20 million people, that's approximately 10% of the country's total population, living in the capital city of the "thousand islands country". Interestingly, somehow, the 10% rule holds for most countries. For instance, there are about 2 million people lives in KL (about 8 million for Greater KL), that's about 10% of Malaysia's total population of 25-27 million people.

With a total population of over 60 million people, Bangkok, the capital city of Thailand, provide homes to approximately 6 million people (12 million if you refer to the Greater Bangkok region).
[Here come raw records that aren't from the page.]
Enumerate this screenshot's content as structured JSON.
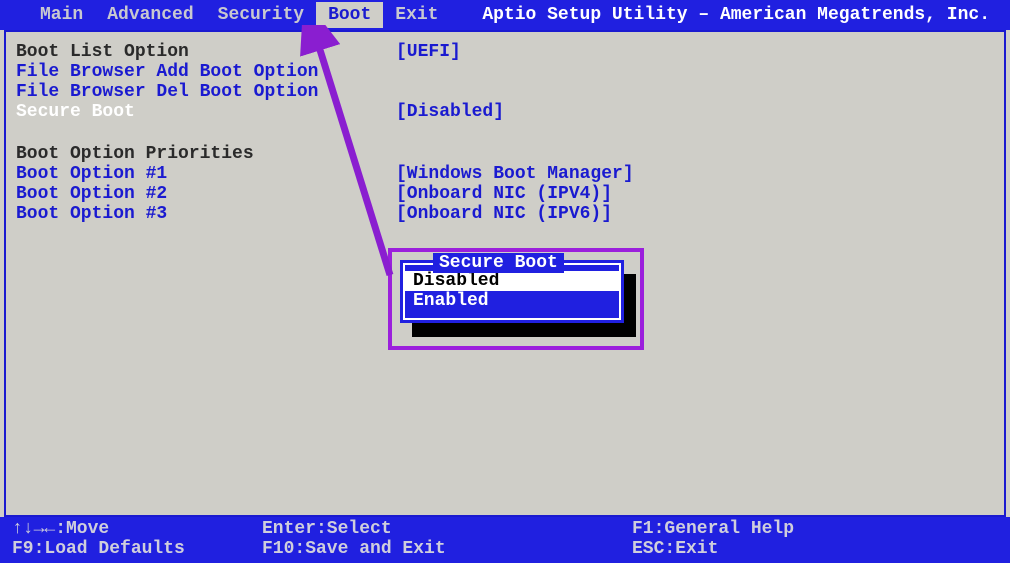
{
  "header": {
    "title": "Aptio Setup Utility – American Megatrends, Inc.",
    "tabs": [
      "Main",
      "Advanced",
      "Security",
      "Boot",
      "Exit"
    ],
    "active_tab": "Boot"
  },
  "settings": {
    "boot_list_option": {
      "label": "Boot List Option",
      "value": "[UEFI]"
    },
    "file_browser_add": {
      "label": "File Browser Add Boot Option"
    },
    "file_browser_del": {
      "label": "File Browser Del Boot Option"
    },
    "secure_boot": {
      "label": "Secure Boot",
      "value": "[Disabled]"
    },
    "priorities_header": "Boot Option Priorities",
    "options": [
      {
        "label": "Boot Option #1",
        "value": "[Windows Boot Manager]"
      },
      {
        "label": "Boot Option #2",
        "value": "[Onboard NIC (IPV4)]"
      },
      {
        "label": "Boot Option #3",
        "value": "[Onboard NIC (IPV6)]"
      }
    ]
  },
  "popup": {
    "title": "Secure Boot",
    "options": [
      "Disabled",
      "Enabled"
    ],
    "selected": "Disabled"
  },
  "footer": {
    "move": "↑↓→←:Move",
    "defaults": "F9:Load Defaults",
    "select": "Enter:Select",
    "save": "F10:Save and Exit",
    "help": "F1:General Help",
    "exit": "ESC:Exit"
  }
}
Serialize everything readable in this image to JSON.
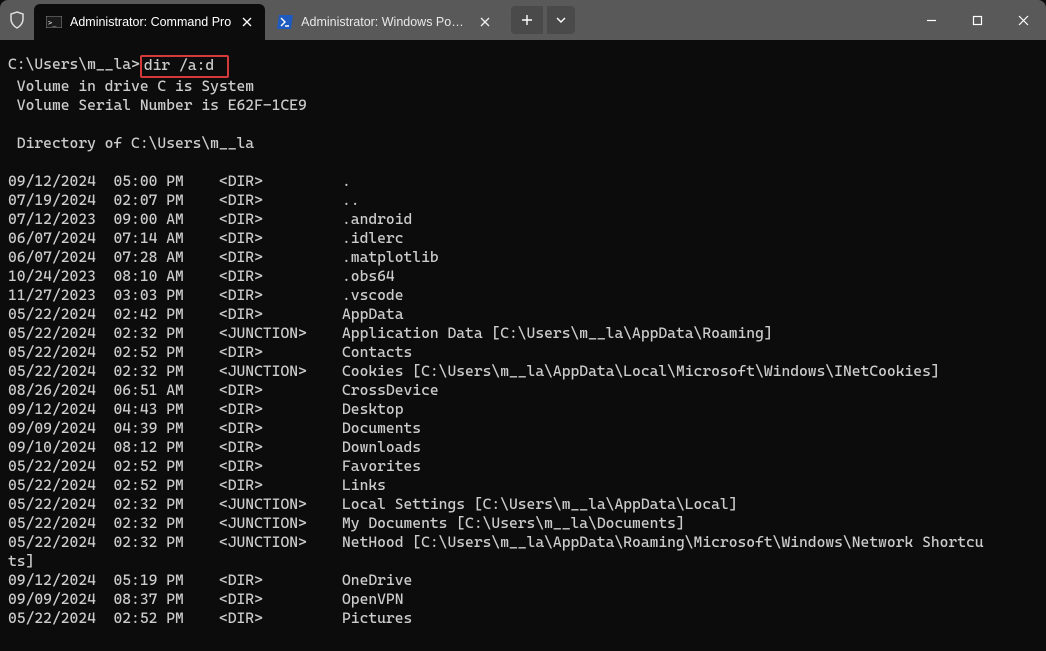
{
  "window": {
    "tabs": [
      {
        "label": "Administrator: Command Pro"
      },
      {
        "label": "Administrator: Windows Power"
      }
    ]
  },
  "prompt": {
    "path": "C:\\Users\\m__la>",
    "command": "dir /a:d"
  },
  "header_lines": [
    " Volume in drive C is System",
    " Volume Serial Number is E62F-1CE9",
    "",
    " Directory of C:\\Users\\m__la",
    ""
  ],
  "listing": [
    {
      "date": "09/12/2024",
      "time": "05:00 PM",
      "type": "<DIR>",
      "name": "."
    },
    {
      "date": "07/19/2024",
      "time": "02:07 PM",
      "type": "<DIR>",
      "name": ".."
    },
    {
      "date": "07/12/2023",
      "time": "09:00 AM",
      "type": "<DIR>",
      "name": ".android"
    },
    {
      "date": "06/07/2024",
      "time": "07:14 AM",
      "type": "<DIR>",
      "name": ".idlerc"
    },
    {
      "date": "06/07/2024",
      "time": "07:28 AM",
      "type": "<DIR>",
      "name": ".matplotlib"
    },
    {
      "date": "10/24/2023",
      "time": "08:10 AM",
      "type": "<DIR>",
      "name": ".obs64"
    },
    {
      "date": "11/27/2023",
      "time": "03:03 PM",
      "type": "<DIR>",
      "name": ".vscode"
    },
    {
      "date": "05/22/2024",
      "time": "02:42 PM",
      "type": "<DIR>",
      "name": "AppData"
    },
    {
      "date": "05/22/2024",
      "time": "02:32 PM",
      "type": "<JUNCTION>",
      "name": "Application Data [C:\\Users\\m__la\\AppData\\Roaming]"
    },
    {
      "date": "05/22/2024",
      "time": "02:52 PM",
      "type": "<DIR>",
      "name": "Contacts"
    },
    {
      "date": "05/22/2024",
      "time": "02:32 PM",
      "type": "<JUNCTION>",
      "name": "Cookies [C:\\Users\\m__la\\AppData\\Local\\Microsoft\\Windows\\INetCookies]"
    },
    {
      "date": "08/26/2024",
      "time": "06:51 AM",
      "type": "<DIR>",
      "name": "CrossDevice"
    },
    {
      "date": "09/12/2024",
      "time": "04:43 PM",
      "type": "<DIR>",
      "name": "Desktop"
    },
    {
      "date": "09/09/2024",
      "time": "04:39 PM",
      "type": "<DIR>",
      "name": "Documents"
    },
    {
      "date": "09/10/2024",
      "time": "08:12 PM",
      "type": "<DIR>",
      "name": "Downloads"
    },
    {
      "date": "05/22/2024",
      "time": "02:52 PM",
      "type": "<DIR>",
      "name": "Favorites"
    },
    {
      "date": "05/22/2024",
      "time": "02:52 PM",
      "type": "<DIR>",
      "name": "Links"
    },
    {
      "date": "05/22/2024",
      "time": "02:32 PM",
      "type": "<JUNCTION>",
      "name": "Local Settings [C:\\Users\\m__la\\AppData\\Local]"
    },
    {
      "date": "05/22/2024",
      "time": "02:32 PM",
      "type": "<JUNCTION>",
      "name": "My Documents [C:\\Users\\m__la\\Documents]"
    },
    {
      "date": "05/22/2024",
      "time": "02:32 PM",
      "type": "<JUNCTION>",
      "name": "NetHood [C:\\Users\\m__la\\AppData\\Roaming\\Microsoft\\Windows\\Network Shortcu",
      "cont": "ts]"
    },
    {
      "date": "09/12/2024",
      "time": "05:19 PM",
      "type": "<DIR>",
      "name": "OneDrive"
    },
    {
      "date": "09/09/2024",
      "time": "08:37 PM",
      "type": "<DIR>",
      "name": "OpenVPN"
    },
    {
      "date": "05/22/2024",
      "time": "02:52 PM",
      "type": "<DIR>",
      "name": "Pictures"
    }
  ]
}
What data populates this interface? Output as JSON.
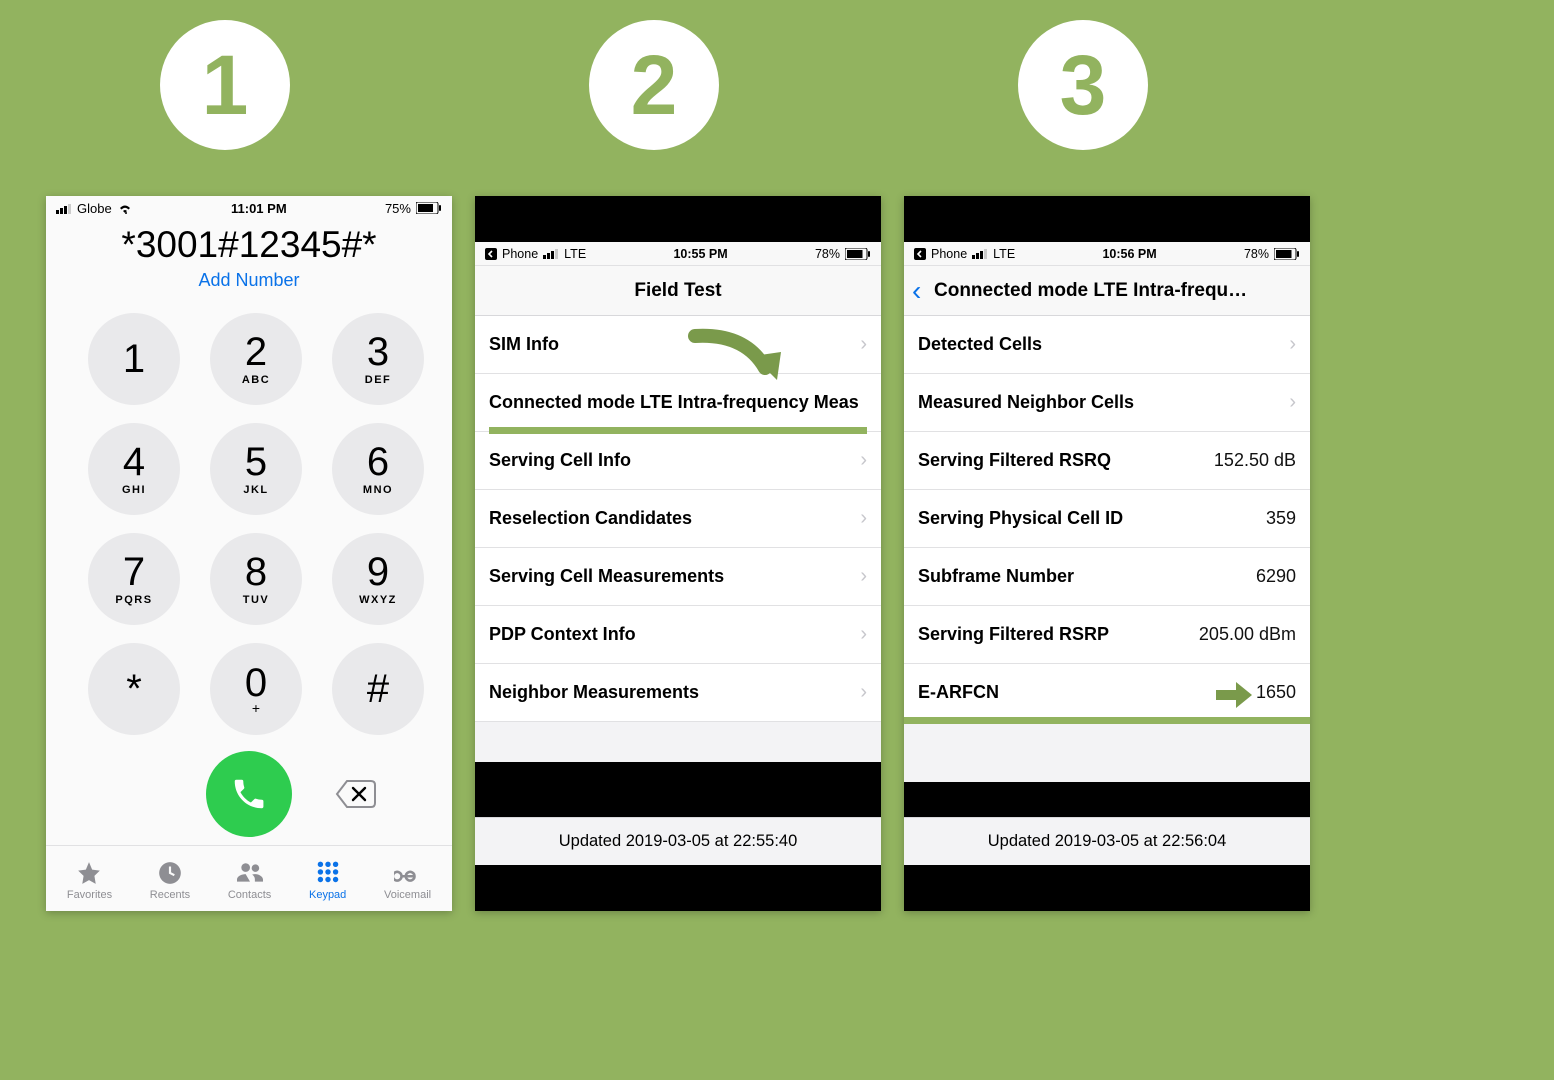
{
  "steps": {
    "one": "1",
    "two": "2",
    "three": "3"
  },
  "screen1": {
    "status": {
      "carrier": "Globe",
      "time": "11:01 PM",
      "battery": "75%"
    },
    "dialed": "*3001#12345#*",
    "add_number": "Add Number",
    "keys": [
      {
        "digit": "1",
        "letters": ""
      },
      {
        "digit": "2",
        "letters": "ABC"
      },
      {
        "digit": "3",
        "letters": "DEF"
      },
      {
        "digit": "4",
        "letters": "GHI"
      },
      {
        "digit": "5",
        "letters": "JKL"
      },
      {
        "digit": "6",
        "letters": "MNO"
      },
      {
        "digit": "7",
        "letters": "PQRS"
      },
      {
        "digit": "8",
        "letters": "TUV"
      },
      {
        "digit": "9",
        "letters": "WXYZ"
      },
      {
        "digit": "*",
        "letters": ""
      },
      {
        "digit": "0",
        "letters": "+"
      },
      {
        "digit": "#",
        "letters": ""
      }
    ],
    "tabs": {
      "favorites": "Favorites",
      "recents": "Recents",
      "contacts": "Contacts",
      "keypad": "Keypad",
      "voicemail": "Voicemail"
    }
  },
  "screen2": {
    "status": {
      "back_app": "Phone",
      "network": "LTE",
      "time": "10:55 PM",
      "battery": "78%"
    },
    "title": "Field Test",
    "rows": [
      "SIM Info",
      "Connected mode LTE Intra-frequency Meas",
      "Serving Cell Info",
      "Reselection Candidates",
      "Serving Cell Measurements",
      "PDP Context Info",
      "Neighbor Measurements"
    ],
    "footer": "Updated 2019-03-05 at 22:55:40"
  },
  "screen3": {
    "status": {
      "back_app": "Phone",
      "network": "LTE",
      "time": "10:56 PM",
      "battery": "78%"
    },
    "title": "Connected mode LTE Intra-frequ…",
    "rows": [
      {
        "label": "Detected Cells",
        "value": "",
        "chevron": true
      },
      {
        "label": "Measured Neighbor Cells",
        "value": "",
        "chevron": true
      },
      {
        "label": "Serving Filtered RSRQ",
        "value": "152.50 dB",
        "chevron": false
      },
      {
        "label": "Serving Physical Cell ID",
        "value": "359",
        "chevron": false
      },
      {
        "label": "Subframe Number",
        "value": "6290",
        "chevron": false
      },
      {
        "label": "Serving Filtered RSRP",
        "value": "205.00 dBm",
        "chevron": false
      },
      {
        "label": "E-ARFCN",
        "value": "1650",
        "chevron": false
      }
    ],
    "footer": "Updated 2019-03-05 at 22:56:04"
  }
}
Enough of biased and skewed statistics. Well, to end this chapter of one of my many lousy blog entries, I would like touch on one of the most interesting destination which my job has brought me to. Myanmar.

It might be surprising to some, but most people mistakenly think that the capital city of Myanmar is Yangon. However, it is not, well, at least since 2006 it's not. Naypyidaw is now the capital city of Myanmar. Why, how, what, where, when? (well i just said, 2006) Well in short, the government has decided that it is in the people's best interests to move its capital to a new vast land far far away, so that the new city with all government offices can be more organized, more well-structured and... better looking maybe. Sounds very much like Putrajaya to me actually.

The infrastructure in Yangon is in the state which will make a person appreciates and feels contented with what we have here in Malaysia. Well, it is a beautiful country with vast resources, and land, but, not very well-managed. It's kinda pity though...

Friday, July 23, 2010














































My Blog

I have been writing blog for like... 5-6 years now. It was at Xanga at first, then i migrated to blogspot, and it stays till now.

The problem with me, or blogging in general, is, it's very hard to be disciplined enough to keep the writing going. After a while when you realized that no one actually read your blogs, you discouraged and not really motivated to blog so often anymore.

Secondly, when you blog too often, the contents get kinda cheesy, too lame or too commercialized.

Until recently, someone whom i got to know for not longer than half a year told me that she finds my blog interesting. I was like "you are referring to my twitter right?" (as a matter of fact, a no more than 160 words micro-blogging tool is naturally more appealing to a lazy dude like me...) and she goes "no, i mean your blog. It's good!"

and that's the main reason why you see this entry here today. It's just an appreciation to everyone of you who have been reading my lousy blog entries all these years and particularly this lame entry itself.

Nonetheless, if possible, you should be able to see more entries going forward...

i think.

Friday, July 09, 2010


Here are some interesting videos about China. Produced by a very talented friend of mine.
Check it out!

Young & Restless: China's Graduate Dilemma from SOOKSTV on Vimeo.

Weekly Update ep. 1 from SOOKSTV on Vimeo.